▶ **Description of the task**:
Check each line of the records for "this"; collect those that have it.

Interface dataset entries
★ ★ ★ ★ ★ ★ ★
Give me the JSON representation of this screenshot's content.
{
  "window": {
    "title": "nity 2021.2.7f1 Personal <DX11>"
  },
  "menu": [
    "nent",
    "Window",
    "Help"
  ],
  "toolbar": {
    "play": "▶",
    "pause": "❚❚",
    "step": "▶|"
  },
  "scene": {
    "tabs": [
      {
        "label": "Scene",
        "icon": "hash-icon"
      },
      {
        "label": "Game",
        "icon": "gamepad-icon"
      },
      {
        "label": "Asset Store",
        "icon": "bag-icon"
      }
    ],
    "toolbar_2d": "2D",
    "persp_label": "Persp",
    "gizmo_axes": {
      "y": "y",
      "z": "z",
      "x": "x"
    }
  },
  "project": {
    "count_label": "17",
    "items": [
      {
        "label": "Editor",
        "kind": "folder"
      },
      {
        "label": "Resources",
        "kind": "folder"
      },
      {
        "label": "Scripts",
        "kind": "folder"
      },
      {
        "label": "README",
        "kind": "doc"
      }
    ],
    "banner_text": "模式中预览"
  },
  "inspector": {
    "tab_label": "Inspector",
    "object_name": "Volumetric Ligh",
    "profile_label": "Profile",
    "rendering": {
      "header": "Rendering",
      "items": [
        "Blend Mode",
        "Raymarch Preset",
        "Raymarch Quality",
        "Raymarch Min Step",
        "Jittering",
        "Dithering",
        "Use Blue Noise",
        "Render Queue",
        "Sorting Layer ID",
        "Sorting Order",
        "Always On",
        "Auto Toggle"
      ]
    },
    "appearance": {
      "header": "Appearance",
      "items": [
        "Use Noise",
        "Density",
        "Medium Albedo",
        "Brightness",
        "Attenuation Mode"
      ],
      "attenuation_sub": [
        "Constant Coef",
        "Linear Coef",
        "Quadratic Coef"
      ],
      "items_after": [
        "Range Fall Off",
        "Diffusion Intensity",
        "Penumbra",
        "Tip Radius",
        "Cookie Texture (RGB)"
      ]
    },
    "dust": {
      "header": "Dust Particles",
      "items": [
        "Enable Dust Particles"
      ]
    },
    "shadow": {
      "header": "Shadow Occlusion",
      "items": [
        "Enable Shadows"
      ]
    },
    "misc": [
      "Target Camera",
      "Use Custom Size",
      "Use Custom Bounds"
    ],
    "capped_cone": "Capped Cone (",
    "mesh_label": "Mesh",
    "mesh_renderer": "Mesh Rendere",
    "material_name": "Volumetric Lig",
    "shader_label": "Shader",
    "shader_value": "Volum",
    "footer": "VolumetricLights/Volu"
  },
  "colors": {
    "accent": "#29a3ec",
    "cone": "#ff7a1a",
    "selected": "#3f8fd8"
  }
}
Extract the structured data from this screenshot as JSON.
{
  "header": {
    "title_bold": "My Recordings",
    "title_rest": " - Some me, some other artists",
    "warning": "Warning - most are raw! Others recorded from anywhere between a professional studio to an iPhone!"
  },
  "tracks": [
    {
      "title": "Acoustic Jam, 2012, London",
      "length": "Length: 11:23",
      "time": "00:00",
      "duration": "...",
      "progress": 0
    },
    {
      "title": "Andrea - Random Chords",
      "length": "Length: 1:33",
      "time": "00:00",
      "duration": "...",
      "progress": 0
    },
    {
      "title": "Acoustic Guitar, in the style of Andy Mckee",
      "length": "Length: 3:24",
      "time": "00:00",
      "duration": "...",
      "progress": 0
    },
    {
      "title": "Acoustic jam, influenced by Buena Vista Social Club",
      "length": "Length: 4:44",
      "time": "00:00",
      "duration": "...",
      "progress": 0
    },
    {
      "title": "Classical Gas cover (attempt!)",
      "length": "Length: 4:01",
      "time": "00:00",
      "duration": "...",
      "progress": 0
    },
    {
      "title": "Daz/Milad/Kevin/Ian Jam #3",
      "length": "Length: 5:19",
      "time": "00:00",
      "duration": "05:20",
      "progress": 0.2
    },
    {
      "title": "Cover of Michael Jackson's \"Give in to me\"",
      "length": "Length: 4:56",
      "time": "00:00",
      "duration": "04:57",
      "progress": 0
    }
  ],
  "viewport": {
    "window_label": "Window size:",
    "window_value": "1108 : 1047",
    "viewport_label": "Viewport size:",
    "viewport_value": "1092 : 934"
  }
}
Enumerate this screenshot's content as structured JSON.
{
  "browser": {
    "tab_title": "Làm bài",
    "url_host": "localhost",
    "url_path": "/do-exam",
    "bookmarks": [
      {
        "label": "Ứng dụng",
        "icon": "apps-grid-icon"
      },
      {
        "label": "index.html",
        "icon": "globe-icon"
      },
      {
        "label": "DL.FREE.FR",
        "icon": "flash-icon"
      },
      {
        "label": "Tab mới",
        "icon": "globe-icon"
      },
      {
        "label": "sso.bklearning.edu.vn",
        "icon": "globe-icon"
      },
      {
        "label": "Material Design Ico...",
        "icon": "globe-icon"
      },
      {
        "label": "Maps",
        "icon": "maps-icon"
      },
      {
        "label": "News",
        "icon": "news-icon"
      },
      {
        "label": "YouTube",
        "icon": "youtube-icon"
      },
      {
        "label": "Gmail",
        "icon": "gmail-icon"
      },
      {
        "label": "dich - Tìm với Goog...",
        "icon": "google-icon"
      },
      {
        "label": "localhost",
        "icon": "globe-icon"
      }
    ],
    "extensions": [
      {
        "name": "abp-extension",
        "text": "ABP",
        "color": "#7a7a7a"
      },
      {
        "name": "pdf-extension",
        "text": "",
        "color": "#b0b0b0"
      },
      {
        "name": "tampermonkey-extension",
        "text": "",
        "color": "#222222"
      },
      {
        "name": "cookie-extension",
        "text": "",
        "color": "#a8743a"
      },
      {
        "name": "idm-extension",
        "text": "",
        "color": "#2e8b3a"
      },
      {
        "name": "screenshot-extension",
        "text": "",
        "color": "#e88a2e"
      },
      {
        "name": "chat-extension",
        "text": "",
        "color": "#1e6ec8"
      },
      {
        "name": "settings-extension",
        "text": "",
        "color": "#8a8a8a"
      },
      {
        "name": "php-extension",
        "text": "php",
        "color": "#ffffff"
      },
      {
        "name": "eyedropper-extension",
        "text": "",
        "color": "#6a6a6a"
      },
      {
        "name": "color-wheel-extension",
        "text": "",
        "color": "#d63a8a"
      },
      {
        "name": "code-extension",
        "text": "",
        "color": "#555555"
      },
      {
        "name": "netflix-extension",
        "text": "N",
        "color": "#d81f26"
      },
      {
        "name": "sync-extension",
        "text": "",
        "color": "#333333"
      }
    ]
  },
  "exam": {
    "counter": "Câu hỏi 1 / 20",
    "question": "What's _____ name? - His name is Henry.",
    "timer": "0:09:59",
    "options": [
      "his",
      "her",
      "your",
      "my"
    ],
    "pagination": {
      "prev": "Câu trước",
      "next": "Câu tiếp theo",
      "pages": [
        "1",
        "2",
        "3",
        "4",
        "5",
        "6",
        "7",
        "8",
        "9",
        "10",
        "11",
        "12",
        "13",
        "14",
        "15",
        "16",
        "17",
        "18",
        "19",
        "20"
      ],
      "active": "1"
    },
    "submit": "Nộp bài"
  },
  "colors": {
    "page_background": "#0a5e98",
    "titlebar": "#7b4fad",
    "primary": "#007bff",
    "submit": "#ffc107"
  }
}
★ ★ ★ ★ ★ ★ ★
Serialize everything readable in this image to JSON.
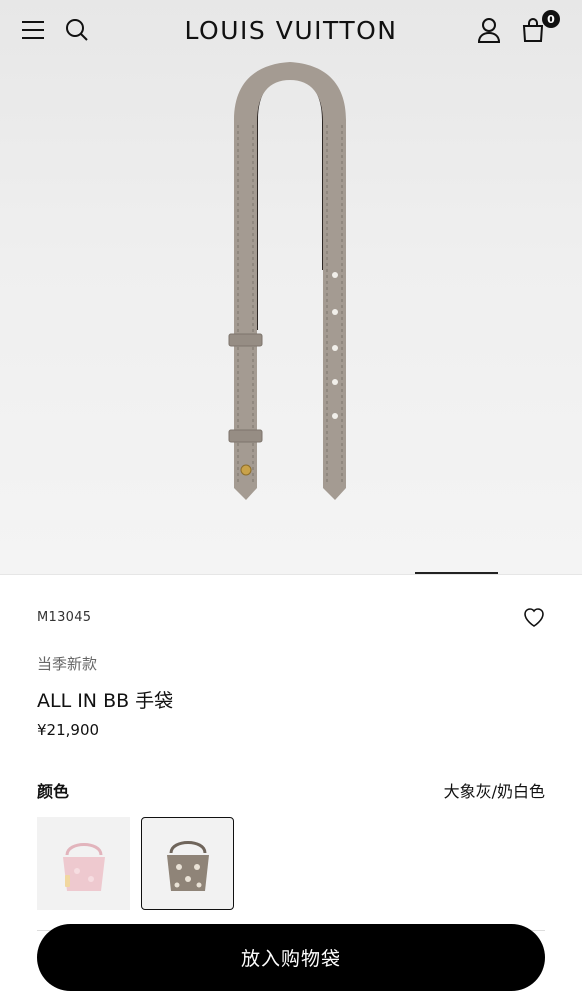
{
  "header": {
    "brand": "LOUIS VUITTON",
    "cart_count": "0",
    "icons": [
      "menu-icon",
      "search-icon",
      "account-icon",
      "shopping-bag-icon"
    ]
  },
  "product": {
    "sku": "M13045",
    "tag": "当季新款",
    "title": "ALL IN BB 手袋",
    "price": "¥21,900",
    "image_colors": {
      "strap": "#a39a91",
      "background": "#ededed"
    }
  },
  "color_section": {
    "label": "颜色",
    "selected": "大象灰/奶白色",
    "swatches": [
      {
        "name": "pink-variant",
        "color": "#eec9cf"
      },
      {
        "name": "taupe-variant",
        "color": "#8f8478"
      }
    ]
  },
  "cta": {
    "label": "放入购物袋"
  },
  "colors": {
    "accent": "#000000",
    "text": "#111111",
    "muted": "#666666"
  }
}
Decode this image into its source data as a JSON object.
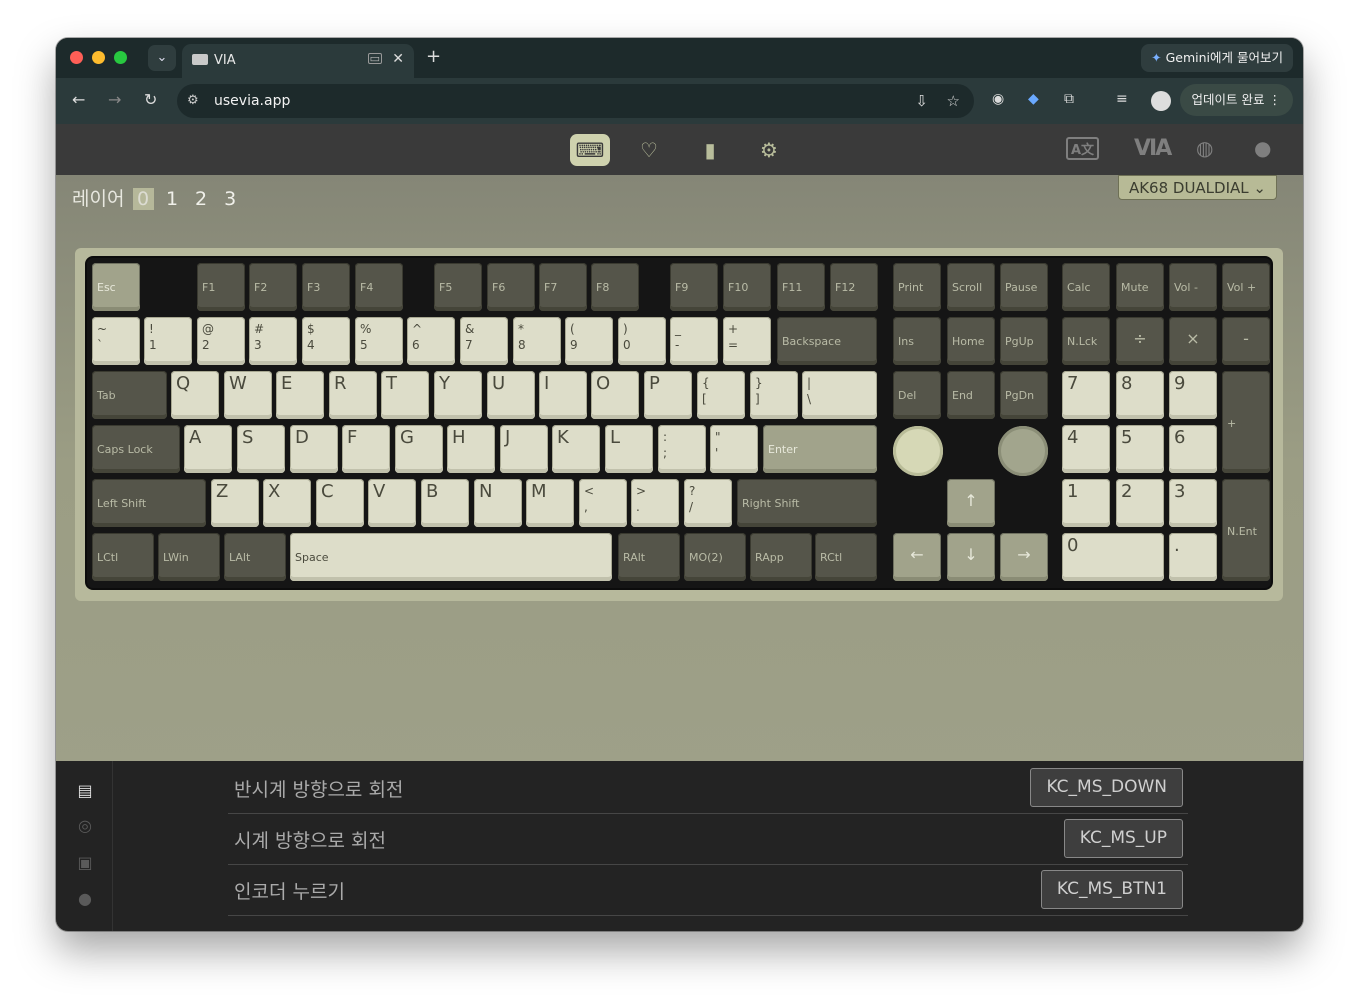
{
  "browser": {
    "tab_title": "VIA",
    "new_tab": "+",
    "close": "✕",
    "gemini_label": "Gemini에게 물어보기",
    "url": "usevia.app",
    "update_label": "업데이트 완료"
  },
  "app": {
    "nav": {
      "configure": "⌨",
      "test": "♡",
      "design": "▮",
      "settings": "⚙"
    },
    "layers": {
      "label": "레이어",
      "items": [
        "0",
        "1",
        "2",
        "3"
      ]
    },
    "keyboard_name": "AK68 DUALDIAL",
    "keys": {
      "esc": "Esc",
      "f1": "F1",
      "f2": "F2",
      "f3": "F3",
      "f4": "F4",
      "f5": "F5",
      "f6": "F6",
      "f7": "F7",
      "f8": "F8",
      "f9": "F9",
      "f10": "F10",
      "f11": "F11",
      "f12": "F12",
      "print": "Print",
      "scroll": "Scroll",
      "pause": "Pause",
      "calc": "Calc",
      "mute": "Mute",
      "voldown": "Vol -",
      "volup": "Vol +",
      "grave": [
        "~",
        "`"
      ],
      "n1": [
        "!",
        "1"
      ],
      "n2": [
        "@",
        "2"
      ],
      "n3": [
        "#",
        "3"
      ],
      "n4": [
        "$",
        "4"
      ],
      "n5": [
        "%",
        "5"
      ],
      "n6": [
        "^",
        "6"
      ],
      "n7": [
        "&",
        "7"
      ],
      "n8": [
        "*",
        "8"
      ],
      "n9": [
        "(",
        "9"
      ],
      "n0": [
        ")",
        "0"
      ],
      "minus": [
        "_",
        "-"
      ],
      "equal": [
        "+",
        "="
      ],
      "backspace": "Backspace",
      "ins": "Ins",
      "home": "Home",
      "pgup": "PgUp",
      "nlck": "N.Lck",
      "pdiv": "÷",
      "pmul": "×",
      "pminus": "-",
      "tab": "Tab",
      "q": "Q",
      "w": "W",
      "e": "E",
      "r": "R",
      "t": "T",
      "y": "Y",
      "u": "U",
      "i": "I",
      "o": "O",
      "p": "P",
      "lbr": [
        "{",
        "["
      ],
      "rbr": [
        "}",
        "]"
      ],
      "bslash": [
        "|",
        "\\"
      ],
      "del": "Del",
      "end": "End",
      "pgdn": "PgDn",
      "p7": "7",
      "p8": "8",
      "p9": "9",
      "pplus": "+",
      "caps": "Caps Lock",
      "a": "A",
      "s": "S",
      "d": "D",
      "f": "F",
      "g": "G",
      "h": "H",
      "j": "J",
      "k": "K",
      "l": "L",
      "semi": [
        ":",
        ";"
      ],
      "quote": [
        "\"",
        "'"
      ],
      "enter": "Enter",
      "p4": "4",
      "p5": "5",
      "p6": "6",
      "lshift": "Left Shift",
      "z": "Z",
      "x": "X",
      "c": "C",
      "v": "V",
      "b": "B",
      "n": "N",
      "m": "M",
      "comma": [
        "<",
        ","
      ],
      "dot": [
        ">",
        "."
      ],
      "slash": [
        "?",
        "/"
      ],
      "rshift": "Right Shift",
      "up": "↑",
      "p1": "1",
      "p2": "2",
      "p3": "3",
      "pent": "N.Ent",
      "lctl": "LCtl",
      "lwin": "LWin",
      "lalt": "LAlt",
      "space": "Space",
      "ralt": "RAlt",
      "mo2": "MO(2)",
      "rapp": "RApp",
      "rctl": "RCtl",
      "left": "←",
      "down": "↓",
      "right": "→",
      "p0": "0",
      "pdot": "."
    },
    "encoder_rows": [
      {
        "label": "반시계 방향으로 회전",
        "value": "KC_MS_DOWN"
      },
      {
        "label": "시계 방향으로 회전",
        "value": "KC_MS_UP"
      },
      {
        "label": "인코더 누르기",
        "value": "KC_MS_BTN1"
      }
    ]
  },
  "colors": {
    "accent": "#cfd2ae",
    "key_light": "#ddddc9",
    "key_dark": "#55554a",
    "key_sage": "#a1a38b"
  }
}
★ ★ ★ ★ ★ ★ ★
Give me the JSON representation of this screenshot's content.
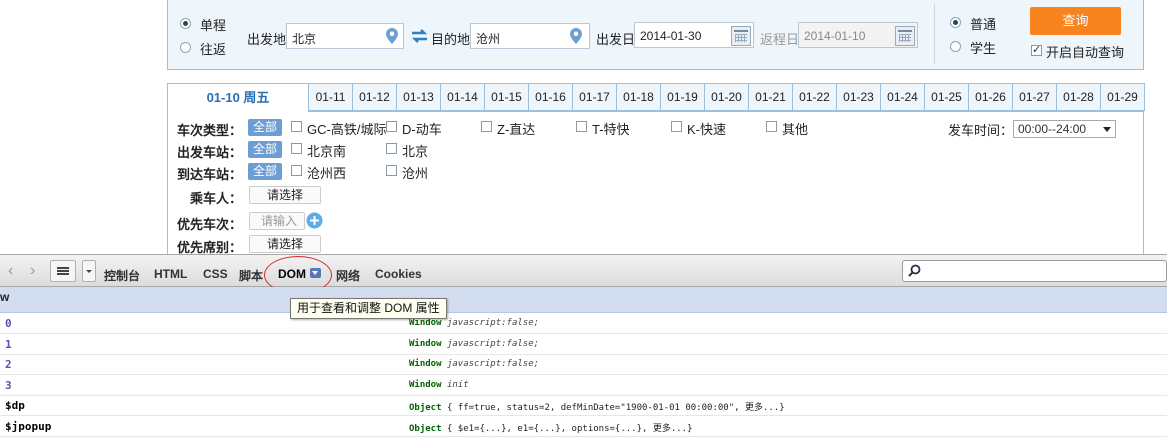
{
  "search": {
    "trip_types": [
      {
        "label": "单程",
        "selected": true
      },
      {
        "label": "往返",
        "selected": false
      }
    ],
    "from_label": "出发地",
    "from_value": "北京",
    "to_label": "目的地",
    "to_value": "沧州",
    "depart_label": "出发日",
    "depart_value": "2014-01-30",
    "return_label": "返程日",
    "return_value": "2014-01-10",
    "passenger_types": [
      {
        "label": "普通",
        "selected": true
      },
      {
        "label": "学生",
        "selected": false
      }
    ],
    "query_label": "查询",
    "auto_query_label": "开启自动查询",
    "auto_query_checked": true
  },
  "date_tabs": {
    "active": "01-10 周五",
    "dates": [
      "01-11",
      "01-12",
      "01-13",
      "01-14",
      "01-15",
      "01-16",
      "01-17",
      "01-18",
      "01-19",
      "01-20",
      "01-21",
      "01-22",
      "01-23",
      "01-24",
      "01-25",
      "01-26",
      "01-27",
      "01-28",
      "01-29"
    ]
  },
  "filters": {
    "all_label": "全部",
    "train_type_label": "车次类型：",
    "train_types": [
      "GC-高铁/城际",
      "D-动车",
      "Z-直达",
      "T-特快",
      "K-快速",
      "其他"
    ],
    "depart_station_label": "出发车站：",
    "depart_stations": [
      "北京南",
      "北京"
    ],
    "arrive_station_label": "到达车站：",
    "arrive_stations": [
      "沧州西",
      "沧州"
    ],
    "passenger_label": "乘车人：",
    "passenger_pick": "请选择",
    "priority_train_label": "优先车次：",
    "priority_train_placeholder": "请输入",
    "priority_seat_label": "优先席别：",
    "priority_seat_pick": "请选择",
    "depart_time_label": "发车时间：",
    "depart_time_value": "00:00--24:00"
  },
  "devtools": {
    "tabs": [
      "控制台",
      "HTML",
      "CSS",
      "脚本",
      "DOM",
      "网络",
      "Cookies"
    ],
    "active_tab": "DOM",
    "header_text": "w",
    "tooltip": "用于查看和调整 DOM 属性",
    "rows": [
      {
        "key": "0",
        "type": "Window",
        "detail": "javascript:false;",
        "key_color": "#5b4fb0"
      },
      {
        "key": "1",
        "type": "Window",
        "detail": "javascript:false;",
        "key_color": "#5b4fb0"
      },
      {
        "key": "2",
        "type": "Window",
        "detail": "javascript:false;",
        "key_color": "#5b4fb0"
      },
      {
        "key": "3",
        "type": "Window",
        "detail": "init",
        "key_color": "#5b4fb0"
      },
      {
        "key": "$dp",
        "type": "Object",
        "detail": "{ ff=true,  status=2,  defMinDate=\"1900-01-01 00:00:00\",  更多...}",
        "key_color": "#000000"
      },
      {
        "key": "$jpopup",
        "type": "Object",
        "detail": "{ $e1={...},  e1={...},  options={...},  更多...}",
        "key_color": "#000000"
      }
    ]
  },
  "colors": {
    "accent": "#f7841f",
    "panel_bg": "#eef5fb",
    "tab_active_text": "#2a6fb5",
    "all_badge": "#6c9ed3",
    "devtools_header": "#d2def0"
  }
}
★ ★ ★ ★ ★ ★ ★
▶ **Reply to the exercise**:
Give me the JSON representation of this screenshot's content.
Extract the structured data from this screenshot as JSON.
Enumerate this screenshot's content as structured JSON.
Serialize everything readable in this image to JSON.
Decode this image into its source data as a JSON object.
Give me the JSON representation of this screenshot's content.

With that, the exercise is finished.